Date: March 29th, 2017
By: Polly Bath

Polly Bath: Tattling. Tattling can create a disruption depending upon how you deal with it, whether you allow it to create a disruption or not.

Two scenarios. The first one is a classic. It’s one I include in my book. A little boy is in line coming in from recess. Everybody is accusing him of doing everything. “Anthony did this. Anthony did that. Anthony did this.” Well, Anthony usually does do it. That’s the problem.

We tend to fall right into that. What we need to do is redirect the rest of the kids. So, I take their accusations into my mind and go, “OK. I’ll take them into consideration.” But I don’t want to really go to battle right now with that.

Second scenario. I have a little girl in the playground. I do recess duty. I’m out through the playground. A little girl comes up to me and she says, “Anthony has got rocks in his pocket.”


I call that the informant.


There’s always the informant on the playground. Isn’t there? They come running up to you. “Anthony has got rocks in his pocket.”


You know what I say to her? “Oh, you know what? I saw you in the slide today. Do you like the slide better than the swing?”

“Well, no. I actually kind of like the swing better.”

“Oh, well, let me see how you do the swing,” and send her off on her way. Redirect her and send her off on her way.

Then, of course, I very discretely will put my eyeballs over to see what Anthony’s doing. What I don’t want to do is say, “Oh, thanks for telling me,” and run over to see Anthony, because then she’s sitting over there going, “This is great. This is how I get my needs met.”

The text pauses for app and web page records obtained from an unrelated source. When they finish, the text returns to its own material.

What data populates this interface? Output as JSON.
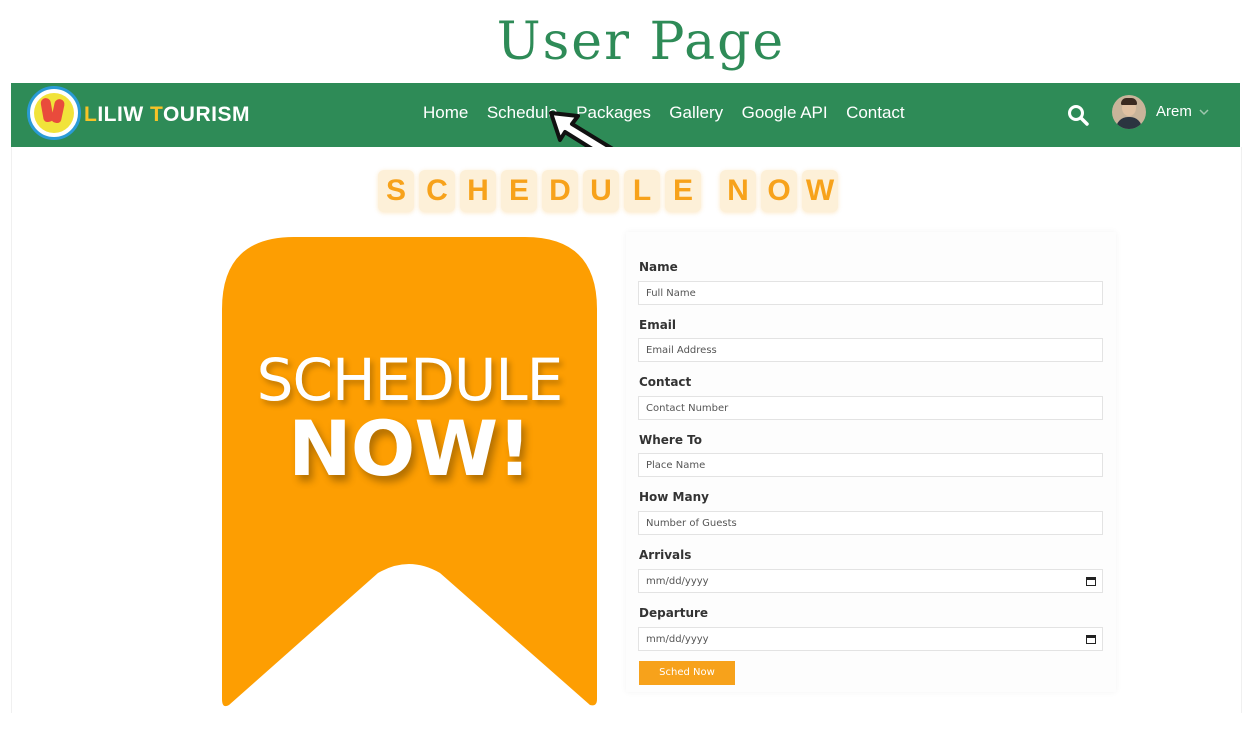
{
  "page": {
    "heading": "User Page"
  },
  "navbar": {
    "brand": {
      "first_letter": "L",
      "part1": "ILIW ",
      "second_letter": "T",
      "part2": "OURISM"
    },
    "links": [
      "Home",
      "Schedule",
      "Packages",
      "Gallery",
      "Google API",
      "Contact"
    ],
    "user_name": "Arem",
    "icons": {
      "search": "search-icon",
      "user_menu": "chevron-down-icon"
    }
  },
  "hero": {
    "tiles": [
      "S",
      "C",
      "H",
      "E",
      "D",
      "U",
      "L",
      "E",
      "N",
      "O",
      "W"
    ],
    "banner_line1": "SCHEDULE",
    "banner_line2": "NOW!"
  },
  "form": {
    "fields": [
      {
        "label": "Name",
        "placeholder": "Full Name"
      },
      {
        "label": "Email",
        "placeholder": "Email Address"
      },
      {
        "label": "Contact",
        "placeholder": "Contact Number"
      },
      {
        "label": "Where To",
        "placeholder": "Place Name"
      },
      {
        "label": "How Many",
        "placeholder": "Number of Guests"
      },
      {
        "label": "Arrivals",
        "placeholder": "mm/dd/yyyy"
      },
      {
        "label": "Departure",
        "placeholder": "mm/dd/yyyy"
      }
    ],
    "submit_label": "Sched Now"
  },
  "colors": {
    "brand_green": "#2e8b57",
    "accent_orange": "#f7a21b",
    "brand_yellow": "#f7c327"
  }
}
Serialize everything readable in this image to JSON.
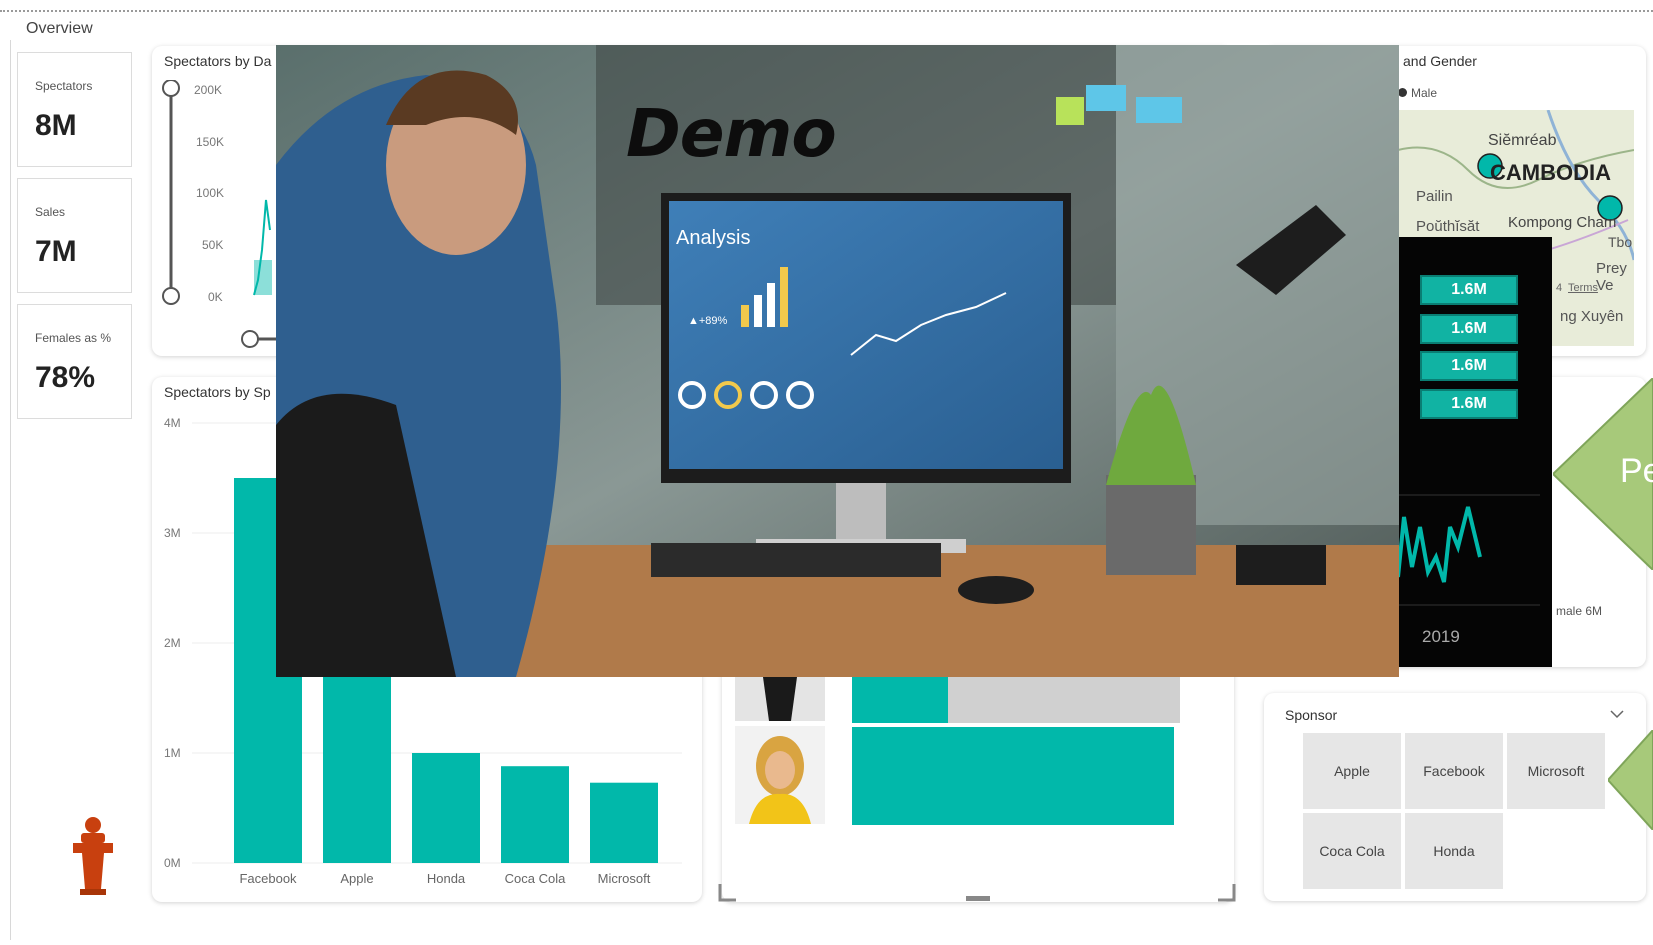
{
  "page": {
    "title": "Overview"
  },
  "kpis": [
    {
      "label": "Spectators",
      "value": "8M"
    },
    {
      "label": "Sales",
      "value": "7M"
    },
    {
      "label": "Females as %",
      "value": "78%"
    }
  ],
  "date_chart": {
    "title": "Spectators by Da",
    "y_ticks": [
      "200K",
      "150K",
      "100K",
      "50K",
      "0K"
    ]
  },
  "sponsor_chart": {
    "title": "Spectators by Sp",
    "y_ticks": [
      "4M",
      "3M",
      "2M",
      "1M",
      "0M"
    ],
    "categories": [
      "Facebook",
      "Apple",
      "Honda",
      "Coca Cola",
      "Microsoft"
    ],
    "values": [
      3.5,
      3.4,
      1.0,
      0.88,
      0.73
    ]
  },
  "map_tile": {
    "title": "and Gender",
    "legend_male": "Male",
    "places": [
      "Siĕmréab",
      "CAMBODIA",
      "Pailin",
      "Poŭthĭsăt",
      "Kompong Cham",
      "Tbo",
      "Prey Ve",
      "ng Xuyên"
    ],
    "terms": "Terms",
    "count": "4"
  },
  "dark_panel": {
    "chips": [
      "1.6M",
      "1.6M",
      "1.6M",
      "1.6M"
    ],
    "year": "2019"
  },
  "right_tile": {
    "caption": "male 6M",
    "arrow_text": "Pe"
  },
  "sponsor_slicer": {
    "title": "Sponsor",
    "options": [
      "Apple",
      "Facebook",
      "Microsoft",
      "Coca Cola",
      "Honda"
    ]
  },
  "overlay": {
    "word": "Demo"
  },
  "monitor": {
    "heading": "Analysis",
    "stat": "▲+89%"
  },
  "colors": {
    "teal": "#01b8aa",
    "grey_bar": "#d0d0d0",
    "accent_green": "#a7c97a"
  }
}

See, tattlers want attention. They want attention. They want to see what are you going to do with that tattling? I don’t want to feed into that need for attention. I’ll redirect them. It doesn’t mean I won’t put an eye over there to see if it really happened, so I can intercept that.

Now, little Anthony comes out and I happen to walk over his way and I go, “Hey, how’re you doing today, Anthony? Good to see you.” He looks up and his pants are down to here because he’s got rocks filling his pockets.

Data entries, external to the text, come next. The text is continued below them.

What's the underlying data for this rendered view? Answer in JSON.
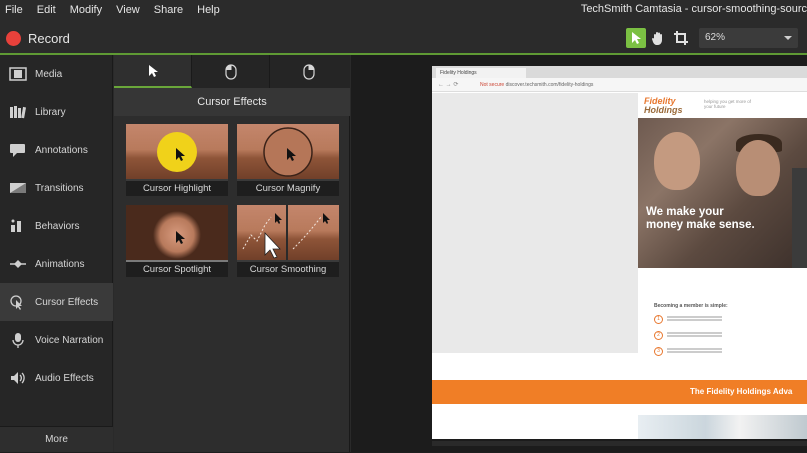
{
  "menu": [
    "File",
    "Edit",
    "Modify",
    "View",
    "Share",
    "Help"
  ],
  "window_title": "TechSmith Camtasia - cursor-smoothing-sourc",
  "toolbar": {
    "record_label": "Record",
    "tools": [
      "select-tool",
      "pan-tool",
      "crop-tool"
    ],
    "zoom": "62%"
  },
  "sidebar": {
    "items": [
      {
        "label": "Media",
        "icon": "film-icon"
      },
      {
        "label": "Library",
        "icon": "books-icon"
      },
      {
        "label": "Annotations",
        "icon": "callout-icon"
      },
      {
        "label": "Transitions",
        "icon": "transition-icon"
      },
      {
        "label": "Behaviors",
        "icon": "behavior-icon"
      },
      {
        "label": "Animations",
        "icon": "animation-icon"
      },
      {
        "label": "Cursor Effects",
        "icon": "cursor-icon"
      },
      {
        "label": "Voice Narration",
        "icon": "microphone-icon"
      },
      {
        "label": "Audio Effects",
        "icon": "speaker-icon"
      }
    ],
    "selected": "Cursor Effects",
    "more_label": "More"
  },
  "panel": {
    "header": "Cursor Effects",
    "subtabs": [
      "pointer-icon",
      "left-click-icon",
      "right-click-icon"
    ],
    "effects": [
      {
        "label": "Cursor Highlight"
      },
      {
        "label": "Cursor Magnify"
      },
      {
        "label": "Cursor Spotlight"
      },
      {
        "label": "Cursor Smoothing"
      }
    ]
  },
  "preview": {
    "tab_label": "Fidelity Holdings",
    "url_security": "Not secure",
    "url": "discover.techsmith.com/fidelity-holdings",
    "logo_line1": "Fidelity",
    "logo_line2": "Holdings",
    "tagline": "helping you get more of your future",
    "hero_line1": "We make your",
    "hero_line2": "money make sense.",
    "become_heading": "Becoming a member is simple:",
    "steps": [
      "1",
      "2",
      "3"
    ],
    "banner_text": "The Fidelity Holdings Adva"
  },
  "colors": {
    "accent_green": "#7bc043",
    "record_red": "#e8413b",
    "brand_orange": "#f07e26"
  }
}
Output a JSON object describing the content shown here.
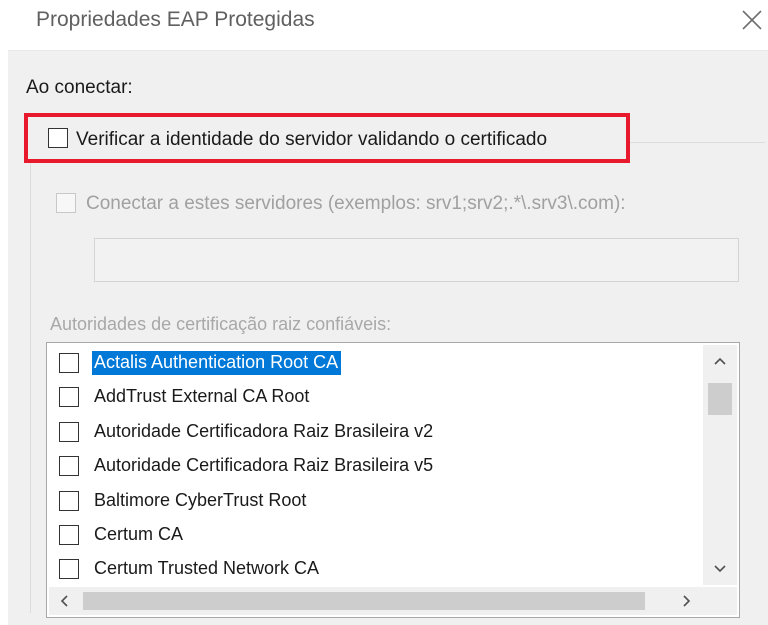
{
  "window": {
    "title": "Propriedades EAP Protegidas"
  },
  "connection": {
    "heading": "Ao conectar:",
    "verify_server_label": "Verificar a identidade do servidor validando o certificado",
    "verify_server_checked": false,
    "connect_servers_label": "Conectar a estes servidores (exemplos: srv1;srv2;.*\\.srv3\\.com):",
    "connect_servers_checked": false,
    "servers_value": ""
  },
  "trusted_ca": {
    "heading": "Autoridades de certificação raiz confiáveis:",
    "items": [
      {
        "label": "Actalis Authentication Root CA",
        "checked": false,
        "selected": true
      },
      {
        "label": "AddTrust External CA Root",
        "checked": false,
        "selected": false
      },
      {
        "label": "Autoridade Certificadora Raiz Brasileira v2",
        "checked": false,
        "selected": false
      },
      {
        "label": "Autoridade Certificadora Raiz Brasileira v5",
        "checked": false,
        "selected": false
      },
      {
        "label": "Baltimore CyberTrust Root",
        "checked": false,
        "selected": false
      },
      {
        "label": "Certum CA",
        "checked": false,
        "selected": false
      },
      {
        "label": "Certum Trusted Network CA",
        "checked": false,
        "selected": false
      }
    ],
    "scroll_up_icon": "chevron-up-icon",
    "scroll_down_icon": "chevron-down-icon",
    "scroll_left_icon": "chevron-left-icon",
    "scroll_right_icon": "chevron-right-icon"
  },
  "colors": {
    "highlight_border": "#e8192c",
    "selection": "#0078d7"
  }
}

He’s trying to pull up his pants and is like, “I’m good. I’m good. I’m good.” He finally takes the rocks out and goes, “I think these rocks would look better on this side of the playground.”

I go, “OK, they do look better there, Anthony. Make sure you don’t put them in your pocket ever again.”

“OK,” and we’re done.